    By Ryan LavnerJuly 21, 2018, 7:44 pm

    CARNOUSTIE, Scotland – Rory McIlroy bogeyed two of his last four holes Saturday to fall four shots off the lead at The Open.

    One of those mistakes might not have entirely been his fault.

    McIlroy missed a short putt on the par-3 16th after a photographer was “in a world all his own,” wandering around near the green, taking photos of the crowd and not paying attention to the action on the green.

    Full-field scores from the 147th Open Championship

    Full coverage of the 147th Open Championship

    “It’s fine,” McIlroy said after a third-round 70 put him at 5-under 208, four shots off the lead. “It’s one of those things that happens. There’s a lot of people out there, and it is what it is. It’s probably my fault, but I just didn’t regroup well after it happened.”

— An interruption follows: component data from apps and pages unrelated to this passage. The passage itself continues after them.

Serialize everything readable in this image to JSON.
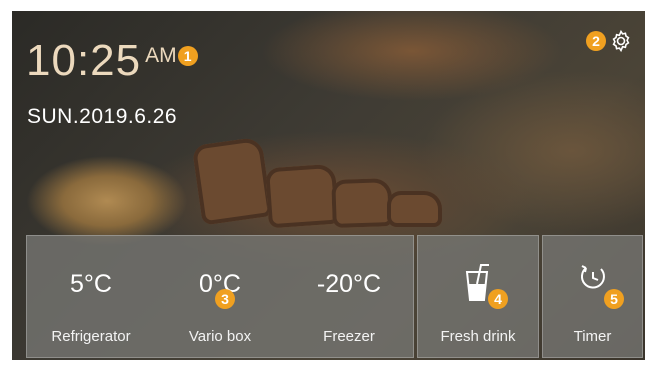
{
  "status": {
    "time": "10:25",
    "meridiem": "AM",
    "date": "SUN.2019.6.26"
  },
  "callouts": [
    "1",
    "2",
    "3",
    "4",
    "5"
  ],
  "zones": [
    {
      "temperature": "5°C",
      "label": "Refrigerator"
    },
    {
      "temperature": "0°C",
      "label": "Vario box"
    },
    {
      "temperature": "-20°C",
      "label": "Freezer"
    }
  ],
  "tiles": {
    "fresh_drink": {
      "label": "Fresh drink",
      "icon": "glass-with-straw-icon"
    },
    "timer": {
      "label": "Timer",
      "icon": "timer-icon"
    }
  },
  "settings": {
    "icon": "gear-icon"
  },
  "colors": {
    "callout": "#f0a020",
    "clock": "#ecd9bd",
    "panel": "#767672"
  }
}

    McIlroy also bogeyed the home hole, after driving into a fairway bunker, sending his second shot right of the green and failing to get up and down.

    “I putted well,” he said. “I holed out when I needed to. I just need to make the birdies and try to limit the damage tomorrow.”